At present, the three earliest confirmed samples of HIV-1, the pandemic strain, in the world all come from Leopoldville/Kinshasa and date from 1959, 1960 and 1966; Koprowski started his vaccine trials in that city in 1958. However, Jacques Pepin reported that he had discovered some examples of AIDS that preceded the 1950s OPV trials. The cases he cited involved a fatal disease called Cachexie du Mayombe which affected immigrant workers who were helping to build the Congo-Ocean railway in the 1930s in what is now the Republic of Congo (or Congo-Brazzaville); [Pepin, pages 33-39] This idea was frequently quoted in reviews of the book by science writers who really should have known better. Despite Pepin’s assertions that “severe malnutrition was…unlikely”, and that “the concentration of cases among patients who had worked in a well-defined area suggests a transmissible agent”, the answer lay in the original 1930s articles by the French doctor who had reported the condition, Leon Pales. He made it clear that the cases of Cachexie and associated TB had actually been caused by acute malnutrition. A group of immigrant workers who were used to a well-balanced diet had been shipped down to the railway and fed a diet that consisted of little more than cassava roots, which are notoriously lacking in nutritional quality. The workers, and some of the women from the railway camps, had been dying of starvation.
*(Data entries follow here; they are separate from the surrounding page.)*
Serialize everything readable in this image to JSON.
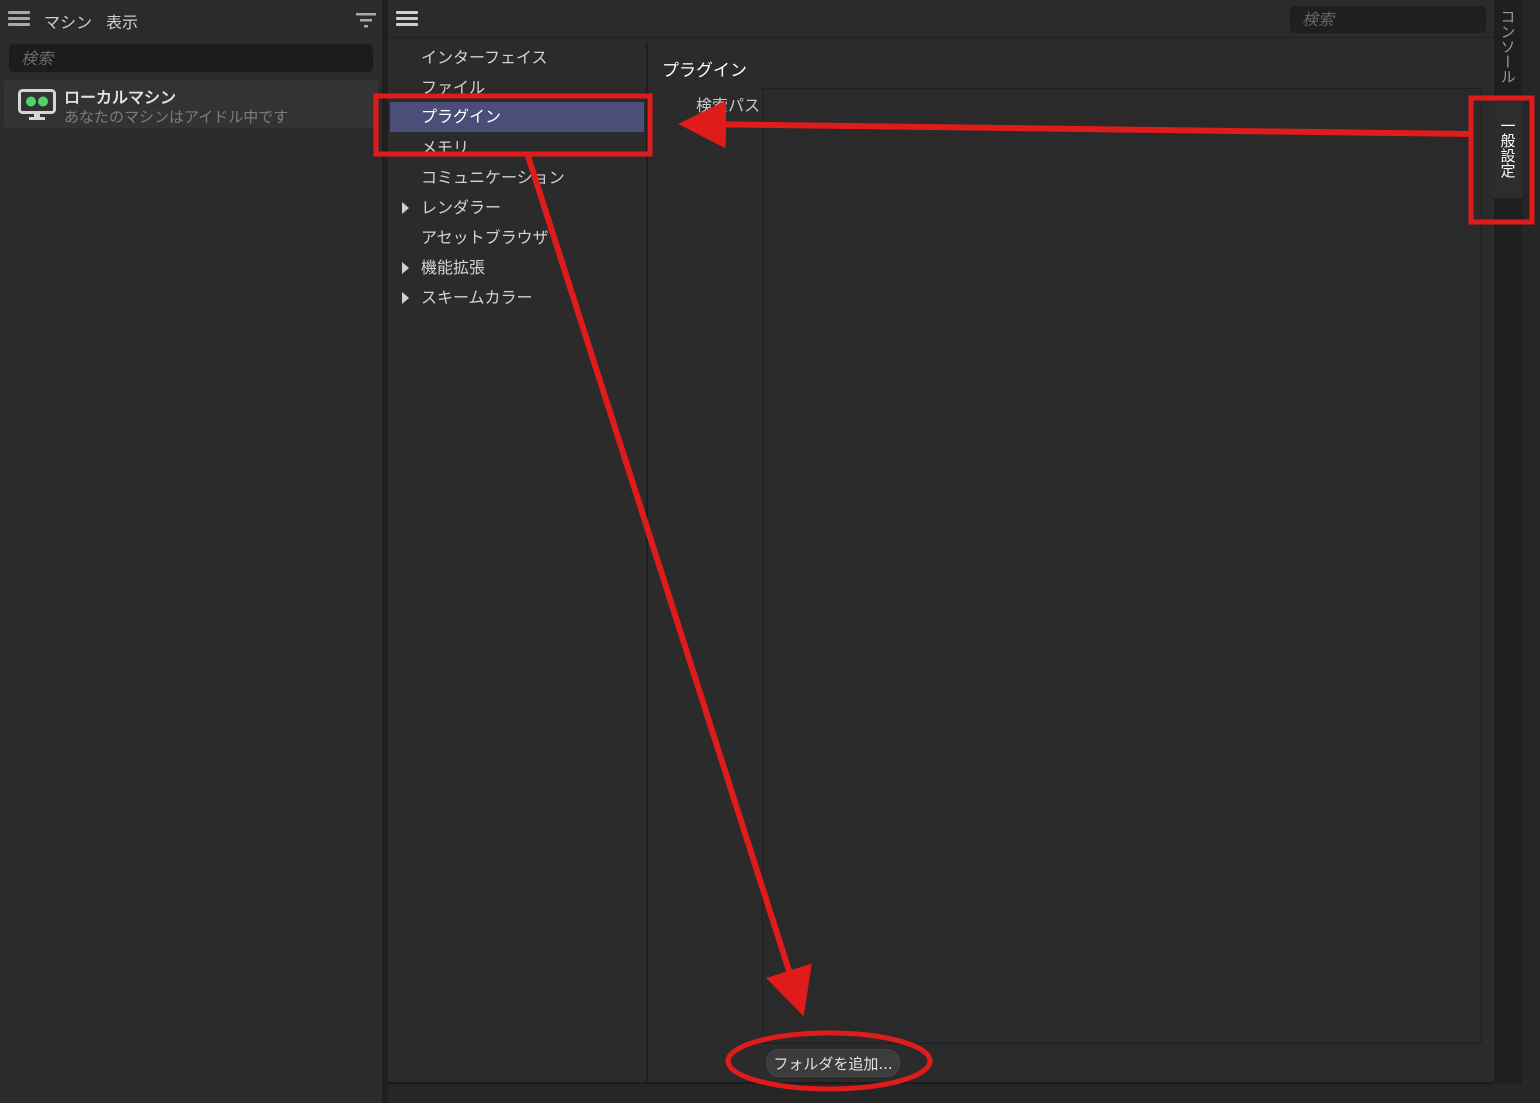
{
  "left_panel": {
    "menu": {
      "machine": "マシン",
      "view": "表示"
    },
    "search": {
      "placeholder": "検索"
    },
    "machine": {
      "name": "ローカルマシン",
      "status": "あなたのマシンはアイドル中です"
    }
  },
  "settings": {
    "search": {
      "placeholder": "検索"
    },
    "categories": [
      {
        "label": "インターフェイス",
        "expandable": false
      },
      {
        "label": "ファイル",
        "expandable": false
      },
      {
        "label": "プラグイン",
        "expandable": false,
        "selected": true
      },
      {
        "label": "メモリ",
        "expandable": false
      },
      {
        "label": "コミュニケーション",
        "expandable": false
      },
      {
        "label": "レンダラー",
        "expandable": true
      },
      {
        "label": "アセットブラウザ",
        "expandable": false
      },
      {
        "label": "機能拡張",
        "expandable": true
      },
      {
        "label": "スキームカラー",
        "expandable": true
      }
    ],
    "section_title": "プラグイン",
    "search_path_label": "検索パス",
    "add_folder_label": "フォルダを追加..."
  },
  "right_tabs": {
    "console": "コンソール",
    "general": "一般設定"
  },
  "colors": {
    "selection": "#4a4f7a",
    "annotation": "#e01b1b",
    "machine_icon_accent": "#4fd36a"
  },
  "icons": [
    "hamburger-icon",
    "filter-icon",
    "monitor-icon",
    "expand-arrow-icon"
  ]
}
Interestingly, in the relevant footnote [Chapter 3, note 13] Pepin only quotes the first 9 pages of the relevant article by Pales. There were actually 10 further pages to the article, and it is these that reveal the true cause of this cluster of deaths. Was this sloppiness by Pepin, or the deliberate turning of a blind eye? In my opinion, this is a classic example of intellectual dishonesty, and of how even serious researchers sometimes twist the truth in order to support their pet theories. Whatever, this oversight allowed Dr Pepin to report that he had found early cases of AIDS which seemed to disprove the OPV theory. Various journalists lapped up the story, and journals that I wrote to pointing out Pepin’s errors failed to publish my letters.
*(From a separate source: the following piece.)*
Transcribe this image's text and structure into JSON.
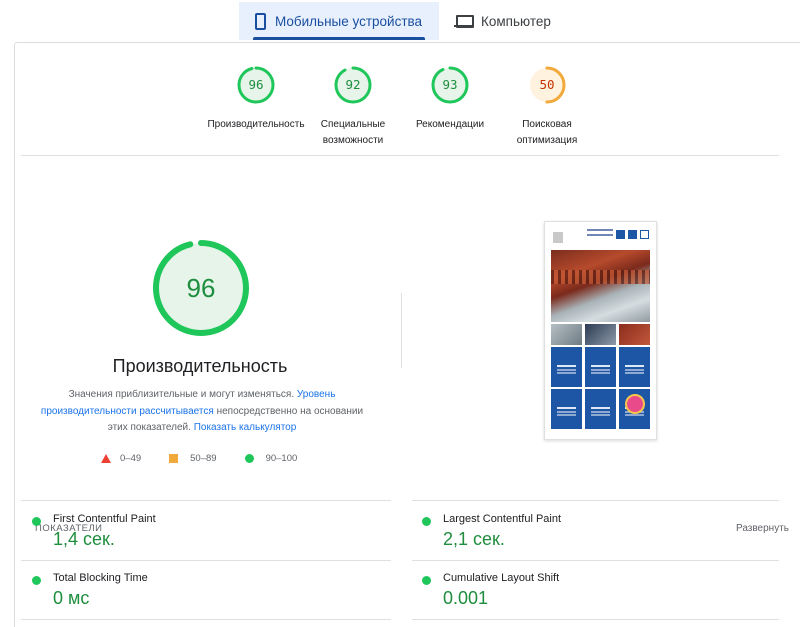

But enough of my acerbic observations. I invite you to make up your own minds. Below is a link to Lochlann Jain’s important new article:
August 21st 2020. Updated on February 16, 2023.